As a Christian, I should be overflowing with joy in the Lord all the time. I am loved. I am forgiven. I am free. Just that should provide peace to my heart. Sometimes, though, LOTS of times, it doesn't. Instead of being grateful and thankful, I let myself focus on things that don't really matter. In my case, I think it's due to familiar twins: Anxiety and Control.

Anxiety haunts me sometimes. What if something happens to my husband? What if the basement floods (as it rains and rains and rains)? What if the car crashes? What if . . . I could make a never-ending list. In my human heart, my answer is control. If I control everything I can control, then the anxiety recedes. For just a little while, just a little bit.

The "joy" that I feel from vacuumed floors and a tidy bed fades. The control of the environment masquerading as peacefulness is a never-ending battle. The carpet gets dirty. The bed needs made again. The price of messing up the clean is calculated in a discouraged husband and a frustrated wife. The only real and lasting joy comes from God. Where do I get it?  Psalm 16:11 says that ". . .in your presence there is fullness of joy.  . "  To get joy, I need to spend time with God. Sigh. Always and forever it comes back to my relationship with Jesus, and going to Him to meet my needs.

Some of you may remember this song from Vacation Bible School, church camp or Sunday school:

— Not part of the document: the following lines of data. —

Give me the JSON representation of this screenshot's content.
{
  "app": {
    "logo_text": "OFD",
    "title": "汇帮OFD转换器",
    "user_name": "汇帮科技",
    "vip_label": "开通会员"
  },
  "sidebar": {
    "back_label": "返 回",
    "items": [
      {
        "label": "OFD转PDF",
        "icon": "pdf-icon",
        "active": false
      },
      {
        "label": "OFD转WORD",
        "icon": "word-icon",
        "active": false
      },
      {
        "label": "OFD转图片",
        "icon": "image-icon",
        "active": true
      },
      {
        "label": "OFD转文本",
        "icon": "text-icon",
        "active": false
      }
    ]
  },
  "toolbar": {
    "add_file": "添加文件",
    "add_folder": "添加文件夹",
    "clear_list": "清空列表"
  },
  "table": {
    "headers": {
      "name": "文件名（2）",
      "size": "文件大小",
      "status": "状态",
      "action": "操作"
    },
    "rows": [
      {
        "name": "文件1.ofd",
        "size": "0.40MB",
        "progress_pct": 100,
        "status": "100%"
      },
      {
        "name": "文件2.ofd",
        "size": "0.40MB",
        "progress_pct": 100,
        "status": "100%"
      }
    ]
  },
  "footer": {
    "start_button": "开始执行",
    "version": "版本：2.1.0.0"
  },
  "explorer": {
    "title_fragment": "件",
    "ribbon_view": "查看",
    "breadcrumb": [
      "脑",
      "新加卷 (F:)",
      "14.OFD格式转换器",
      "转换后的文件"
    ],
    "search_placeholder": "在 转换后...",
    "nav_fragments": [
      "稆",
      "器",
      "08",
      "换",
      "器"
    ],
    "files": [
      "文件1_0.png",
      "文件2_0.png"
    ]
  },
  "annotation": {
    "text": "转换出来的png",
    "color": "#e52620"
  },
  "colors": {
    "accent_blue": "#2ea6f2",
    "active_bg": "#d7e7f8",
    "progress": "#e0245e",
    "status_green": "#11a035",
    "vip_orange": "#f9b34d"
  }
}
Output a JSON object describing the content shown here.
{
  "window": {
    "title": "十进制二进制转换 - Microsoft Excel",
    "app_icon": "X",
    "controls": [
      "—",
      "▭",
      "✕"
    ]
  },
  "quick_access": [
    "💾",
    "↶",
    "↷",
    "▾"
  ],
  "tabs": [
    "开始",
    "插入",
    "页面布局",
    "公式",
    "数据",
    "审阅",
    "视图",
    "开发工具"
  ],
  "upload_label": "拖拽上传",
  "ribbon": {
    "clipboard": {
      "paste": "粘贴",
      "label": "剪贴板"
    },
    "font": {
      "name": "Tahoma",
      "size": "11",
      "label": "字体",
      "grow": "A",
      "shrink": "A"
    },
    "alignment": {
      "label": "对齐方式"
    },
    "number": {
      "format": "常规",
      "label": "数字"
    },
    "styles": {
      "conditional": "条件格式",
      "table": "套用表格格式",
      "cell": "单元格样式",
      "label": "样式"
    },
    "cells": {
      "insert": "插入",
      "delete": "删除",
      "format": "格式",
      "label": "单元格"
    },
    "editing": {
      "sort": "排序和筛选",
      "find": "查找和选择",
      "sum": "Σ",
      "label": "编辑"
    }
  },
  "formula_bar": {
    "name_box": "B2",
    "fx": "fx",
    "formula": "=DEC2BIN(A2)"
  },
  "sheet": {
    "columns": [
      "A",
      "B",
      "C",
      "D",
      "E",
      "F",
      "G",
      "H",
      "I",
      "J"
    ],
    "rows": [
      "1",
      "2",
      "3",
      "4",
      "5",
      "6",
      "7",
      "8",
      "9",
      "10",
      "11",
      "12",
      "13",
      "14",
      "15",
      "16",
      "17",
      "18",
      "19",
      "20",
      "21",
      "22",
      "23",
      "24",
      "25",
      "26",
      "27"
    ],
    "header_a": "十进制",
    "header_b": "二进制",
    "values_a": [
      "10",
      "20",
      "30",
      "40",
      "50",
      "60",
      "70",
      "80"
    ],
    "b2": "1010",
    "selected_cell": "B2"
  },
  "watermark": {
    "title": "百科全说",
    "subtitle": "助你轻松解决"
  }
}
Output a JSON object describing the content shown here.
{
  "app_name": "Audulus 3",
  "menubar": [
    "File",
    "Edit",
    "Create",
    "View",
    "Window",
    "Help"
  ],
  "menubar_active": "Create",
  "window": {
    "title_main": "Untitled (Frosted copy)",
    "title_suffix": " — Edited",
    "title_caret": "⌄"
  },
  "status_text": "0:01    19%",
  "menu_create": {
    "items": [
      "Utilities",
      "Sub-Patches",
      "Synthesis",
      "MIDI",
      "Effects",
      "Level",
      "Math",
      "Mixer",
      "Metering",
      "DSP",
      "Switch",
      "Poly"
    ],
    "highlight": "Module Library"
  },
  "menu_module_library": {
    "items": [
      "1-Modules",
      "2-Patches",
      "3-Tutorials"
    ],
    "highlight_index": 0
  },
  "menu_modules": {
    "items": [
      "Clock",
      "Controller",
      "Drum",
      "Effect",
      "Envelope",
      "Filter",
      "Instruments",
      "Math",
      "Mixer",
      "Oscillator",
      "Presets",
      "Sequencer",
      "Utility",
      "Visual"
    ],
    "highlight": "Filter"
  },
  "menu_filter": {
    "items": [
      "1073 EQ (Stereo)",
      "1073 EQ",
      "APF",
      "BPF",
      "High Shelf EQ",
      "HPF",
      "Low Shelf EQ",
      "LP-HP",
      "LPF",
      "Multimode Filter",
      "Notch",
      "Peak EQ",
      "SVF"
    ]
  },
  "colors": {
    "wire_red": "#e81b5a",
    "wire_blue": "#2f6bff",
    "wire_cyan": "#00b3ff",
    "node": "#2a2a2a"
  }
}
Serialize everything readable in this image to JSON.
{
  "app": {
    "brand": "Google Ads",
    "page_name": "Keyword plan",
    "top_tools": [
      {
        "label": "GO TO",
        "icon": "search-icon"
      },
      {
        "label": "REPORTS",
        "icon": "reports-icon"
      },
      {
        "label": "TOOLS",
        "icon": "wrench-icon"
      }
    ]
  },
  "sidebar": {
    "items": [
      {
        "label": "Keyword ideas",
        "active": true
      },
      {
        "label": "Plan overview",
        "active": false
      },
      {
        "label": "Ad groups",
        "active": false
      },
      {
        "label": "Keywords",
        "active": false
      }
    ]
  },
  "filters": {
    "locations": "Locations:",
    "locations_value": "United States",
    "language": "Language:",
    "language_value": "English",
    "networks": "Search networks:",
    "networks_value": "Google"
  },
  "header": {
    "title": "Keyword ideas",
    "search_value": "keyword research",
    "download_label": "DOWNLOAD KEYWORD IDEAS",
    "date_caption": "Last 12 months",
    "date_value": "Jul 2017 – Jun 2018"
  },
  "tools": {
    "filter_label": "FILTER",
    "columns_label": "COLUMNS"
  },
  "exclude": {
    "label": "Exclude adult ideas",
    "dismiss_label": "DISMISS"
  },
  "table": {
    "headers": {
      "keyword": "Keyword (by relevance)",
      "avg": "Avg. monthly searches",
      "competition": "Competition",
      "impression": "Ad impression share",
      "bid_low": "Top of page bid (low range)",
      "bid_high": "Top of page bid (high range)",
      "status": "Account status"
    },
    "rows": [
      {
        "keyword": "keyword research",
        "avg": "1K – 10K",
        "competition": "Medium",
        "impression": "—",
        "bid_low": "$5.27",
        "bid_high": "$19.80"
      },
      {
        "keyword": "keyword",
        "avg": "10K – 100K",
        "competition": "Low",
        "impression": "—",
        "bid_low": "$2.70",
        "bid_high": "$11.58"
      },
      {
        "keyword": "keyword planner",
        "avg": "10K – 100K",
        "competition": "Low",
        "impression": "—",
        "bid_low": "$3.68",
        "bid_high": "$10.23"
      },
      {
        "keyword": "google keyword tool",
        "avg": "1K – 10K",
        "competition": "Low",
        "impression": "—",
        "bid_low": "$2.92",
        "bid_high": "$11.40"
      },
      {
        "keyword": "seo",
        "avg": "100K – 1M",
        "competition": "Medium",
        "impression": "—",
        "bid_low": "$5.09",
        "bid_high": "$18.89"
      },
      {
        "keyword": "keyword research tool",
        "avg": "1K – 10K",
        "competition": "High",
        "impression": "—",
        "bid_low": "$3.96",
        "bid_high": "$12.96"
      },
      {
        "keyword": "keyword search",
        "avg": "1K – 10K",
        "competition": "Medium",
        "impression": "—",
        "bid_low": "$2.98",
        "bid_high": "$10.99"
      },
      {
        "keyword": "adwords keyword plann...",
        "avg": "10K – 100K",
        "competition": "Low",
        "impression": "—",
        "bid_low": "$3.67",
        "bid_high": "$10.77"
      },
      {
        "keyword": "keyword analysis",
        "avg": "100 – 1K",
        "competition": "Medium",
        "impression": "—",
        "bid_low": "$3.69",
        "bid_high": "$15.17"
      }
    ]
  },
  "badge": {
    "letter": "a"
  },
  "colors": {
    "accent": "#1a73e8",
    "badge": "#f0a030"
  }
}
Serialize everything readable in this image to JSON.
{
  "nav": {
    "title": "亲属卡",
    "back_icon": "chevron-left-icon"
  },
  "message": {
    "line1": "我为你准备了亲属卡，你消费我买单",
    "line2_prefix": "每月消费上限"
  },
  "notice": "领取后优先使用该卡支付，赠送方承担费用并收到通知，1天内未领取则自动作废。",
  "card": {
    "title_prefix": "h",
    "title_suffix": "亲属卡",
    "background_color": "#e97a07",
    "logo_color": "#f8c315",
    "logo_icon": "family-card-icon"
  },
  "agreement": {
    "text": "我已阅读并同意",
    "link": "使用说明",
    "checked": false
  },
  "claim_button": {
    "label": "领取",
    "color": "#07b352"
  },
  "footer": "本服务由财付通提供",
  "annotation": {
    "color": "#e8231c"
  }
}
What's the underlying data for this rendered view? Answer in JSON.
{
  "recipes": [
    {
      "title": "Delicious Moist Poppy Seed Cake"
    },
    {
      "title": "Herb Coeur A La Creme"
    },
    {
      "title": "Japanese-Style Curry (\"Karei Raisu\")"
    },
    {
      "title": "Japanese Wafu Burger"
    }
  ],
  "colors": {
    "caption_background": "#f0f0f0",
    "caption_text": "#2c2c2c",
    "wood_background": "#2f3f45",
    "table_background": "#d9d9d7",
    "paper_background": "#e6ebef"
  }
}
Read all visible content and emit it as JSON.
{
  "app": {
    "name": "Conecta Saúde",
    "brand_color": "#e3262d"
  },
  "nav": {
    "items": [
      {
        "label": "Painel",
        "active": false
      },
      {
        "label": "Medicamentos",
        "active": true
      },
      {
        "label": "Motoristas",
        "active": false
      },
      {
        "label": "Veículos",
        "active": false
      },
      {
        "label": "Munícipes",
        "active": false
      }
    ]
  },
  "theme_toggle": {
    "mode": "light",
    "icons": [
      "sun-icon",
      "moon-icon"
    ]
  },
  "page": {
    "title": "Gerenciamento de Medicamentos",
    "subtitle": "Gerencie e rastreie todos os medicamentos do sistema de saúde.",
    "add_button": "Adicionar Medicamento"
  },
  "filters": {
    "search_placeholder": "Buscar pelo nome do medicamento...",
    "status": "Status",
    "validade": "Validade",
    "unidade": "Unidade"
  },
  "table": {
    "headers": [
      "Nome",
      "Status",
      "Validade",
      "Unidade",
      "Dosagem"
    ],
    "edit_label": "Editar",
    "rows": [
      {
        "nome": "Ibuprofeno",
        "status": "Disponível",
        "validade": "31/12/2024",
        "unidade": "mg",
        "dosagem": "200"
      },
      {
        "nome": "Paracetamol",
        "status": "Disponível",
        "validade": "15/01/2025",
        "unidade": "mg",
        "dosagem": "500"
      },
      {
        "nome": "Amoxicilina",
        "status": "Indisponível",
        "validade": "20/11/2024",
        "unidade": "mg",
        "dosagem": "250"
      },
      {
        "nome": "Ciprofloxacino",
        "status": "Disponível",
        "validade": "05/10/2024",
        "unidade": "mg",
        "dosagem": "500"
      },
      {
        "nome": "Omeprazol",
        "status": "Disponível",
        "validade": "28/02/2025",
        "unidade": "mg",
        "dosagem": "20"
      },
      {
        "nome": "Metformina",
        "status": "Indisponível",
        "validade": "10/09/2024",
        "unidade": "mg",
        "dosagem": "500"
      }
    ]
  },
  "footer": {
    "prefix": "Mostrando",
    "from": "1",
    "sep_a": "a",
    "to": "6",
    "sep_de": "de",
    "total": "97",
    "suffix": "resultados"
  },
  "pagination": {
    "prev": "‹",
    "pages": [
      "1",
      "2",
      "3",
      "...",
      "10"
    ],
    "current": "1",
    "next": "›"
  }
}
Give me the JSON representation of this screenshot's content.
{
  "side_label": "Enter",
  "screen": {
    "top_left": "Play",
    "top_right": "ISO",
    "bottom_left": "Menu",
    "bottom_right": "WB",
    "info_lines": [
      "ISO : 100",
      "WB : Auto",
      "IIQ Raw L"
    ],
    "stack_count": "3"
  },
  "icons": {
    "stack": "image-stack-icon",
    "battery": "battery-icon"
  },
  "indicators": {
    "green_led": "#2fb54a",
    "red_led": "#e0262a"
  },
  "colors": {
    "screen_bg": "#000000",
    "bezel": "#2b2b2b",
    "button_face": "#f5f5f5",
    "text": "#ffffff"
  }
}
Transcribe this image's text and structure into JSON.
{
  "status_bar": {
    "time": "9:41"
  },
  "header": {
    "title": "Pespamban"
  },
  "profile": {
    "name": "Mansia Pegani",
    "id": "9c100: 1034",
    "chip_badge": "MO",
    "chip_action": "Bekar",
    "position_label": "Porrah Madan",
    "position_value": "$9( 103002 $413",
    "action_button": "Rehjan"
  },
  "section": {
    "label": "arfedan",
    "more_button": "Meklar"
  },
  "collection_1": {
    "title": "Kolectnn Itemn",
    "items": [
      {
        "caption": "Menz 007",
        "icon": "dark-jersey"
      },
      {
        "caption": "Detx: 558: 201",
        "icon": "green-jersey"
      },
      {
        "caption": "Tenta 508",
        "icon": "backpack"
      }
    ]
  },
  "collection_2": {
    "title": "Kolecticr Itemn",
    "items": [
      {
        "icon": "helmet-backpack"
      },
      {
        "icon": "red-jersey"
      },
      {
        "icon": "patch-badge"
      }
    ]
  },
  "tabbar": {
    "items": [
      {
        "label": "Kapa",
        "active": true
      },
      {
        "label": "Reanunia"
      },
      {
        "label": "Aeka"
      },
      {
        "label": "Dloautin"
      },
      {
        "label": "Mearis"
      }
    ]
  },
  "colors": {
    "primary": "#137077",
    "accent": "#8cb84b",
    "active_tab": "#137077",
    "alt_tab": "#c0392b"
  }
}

I want the joy (joy, joy, joy) in my heart to come from Jesus, not my housekeeping.